Mulesoft

Choosing Worker Size in CloudHub

Written by:
Published on February 10, 2019

Choosing Worker Size in CloudHub

Running applications in Mulesoft’s CloudHub is probably the easiest way for any organization using Mule to manage and deploy applications. It guarantees; 99.99% up-time per annum, zero downtime during application deployment, easy management of properties, flow monitoring, application insights, persistent queues, schedulers tracking, persistent object stores, and the list goes on.

CloudHub is a component of Mulesoft that provides hosted and managed servers capable of running any supported version of Mule run-time. CloudHub allows a high level of application isolation by running only one mule application per mule worker. This ensures that issues created by one application will not affect any other application in any environment.

MuleSoft hosts its entire cloud infrastructure on AWS(Amazon Web Services). It is important to understand the different plans and server types offered by AWS in order to make efficient decisions on how many vcores and how many workers to choose for any application deployment in CloudHub.

Where does AWS fit into this?

CloudHub mainly offers two sizes of workers, 0.x and x.0. The various machine sizes in 0.x are 0.1 and 0.2 vcores and in x.0 are 1 vcore, 2 vcores, 4 vcores, 8 vcores, 16 vcores, 32 vcores (for selected accounts). Although these two types are totally different, they may not seem so to someone not aware of AWS machine types.

When comparing these to AWS machine types, 0.1 vcore and 0.2 vcores are AWS T2 micro equivalent which means these machines come with something called Burstable Performance. Whereas comparing x.0 vcore machines to AWS machine types are A1 medium, large, etc. equivalent which means the machine has fixed performance plan.

What is Fixed Performance?

Fixed performance servers in AWS are just like any other server in general where a certain amount of memory and CPU power is guaranteed from the very beginning and there is no consideration if the CPU is getting used or not.
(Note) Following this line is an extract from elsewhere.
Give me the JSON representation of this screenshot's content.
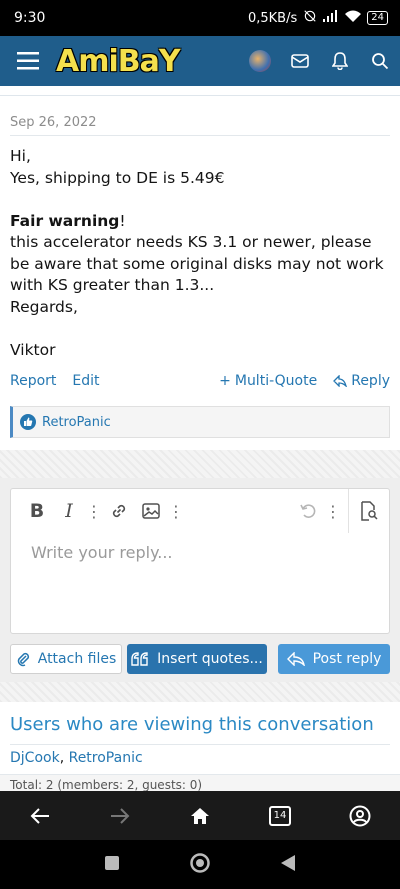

You can visit AWS documentation for the same to learn more about AWS instance types: https://aws.amazon.com/ec2/instance-types/.

What is Burstable Performance?

Burstable performance machines are closely monitored for the extent of CPU that is consumed. If the machine is not using CPU power, then corresponding credits are added for that machine in AWS. These are added every hour and can be accumulated for a total of 24 hours. These credits are basically CPU processing credits and offer higher processing power (more than given) when used. A detailed explanation on AWS Burstable Performance can be found here: https://docs.aws.amazon.com/AWSEC2/latest/UserGuide/burstable-performance-instances.html

How does all this come together?

After understanding the different instance types offered by MuleSoft CloudHub, the next critical step is to understand how to put this to use.

For – An application with a scheduler

A typical scheduler application would be the one which runs a once or twice a day depending on the requirement and usually stays idle at all other times. When the scheduler is running to process records in bulk it requires a significant amount of CPU power to function with acceptable performance. If the memory requirements are met, it is wise to deploy such an application to 0.1 or 0.2 vcores at one or multiple instances (workers) to ensure the successful running of these application with the lowest possible cost.

For – An application which is an API

APIs built by an organisation also have a peak usage time within a day. No API gets continuously high usage for 24 hours unless it’s an exceptional case. At peak times this API would also need high processing power for its computations which can be obtained by the using the credits accumulated during non-peak hours.

Is there a catch to this?

While all the information and strategies mentioned above can be used to make smarter decisions for choosing vcores, this is only applicable for the processing capacity and requirements of the application. It does not take into consideration the amount of memory to be used by the application. If the memory requirements of the application are not met, there is no other option other than upgrading to a higher vcore.

End Note:

Hope you found this article interesting, do drop us a comment below with your inputs, views, and opinions regarding Choosing Worker Size in CloudHub

Also, if you are interested in learning more about an exciting new code quality product that reduces your Mule project costs by 79%, follow the below link :

2 Replies to “Choosing Worker Size in CloudHub”

Leave a Reply

Your email address will not be published. Required fields are marked *

Other Blog Posts

Other Blog Posts

Kubernetes – Configure PostgreSQL Streaming Replication

PostgreSQL relies on replication for high availability, failover, and balancing read requests across multiple nodes. Streaming Replication ensures that data written to the primary PostgreSQL database is mirrored on to one or more standby (replica) nodes. Standby nodes accept read-only connections, so all traffic related to any Reporting or BI Dashboard applications can be routed …

Read more

Accelerating C4E Adoption: Vlog 2: Accelerators

In this Vlog, we introduce you to IZ Accelerators, a product that adds value in the Design stage of your C4E lifecycle.

Read more

Accelerating C4E Adoption: Vlog 1: Introduction

Through these videos, we aim to provide insight into products and tools that have significantly contributed to accelerating C4E Adoption at reduced costs and increased efficiency.

Read more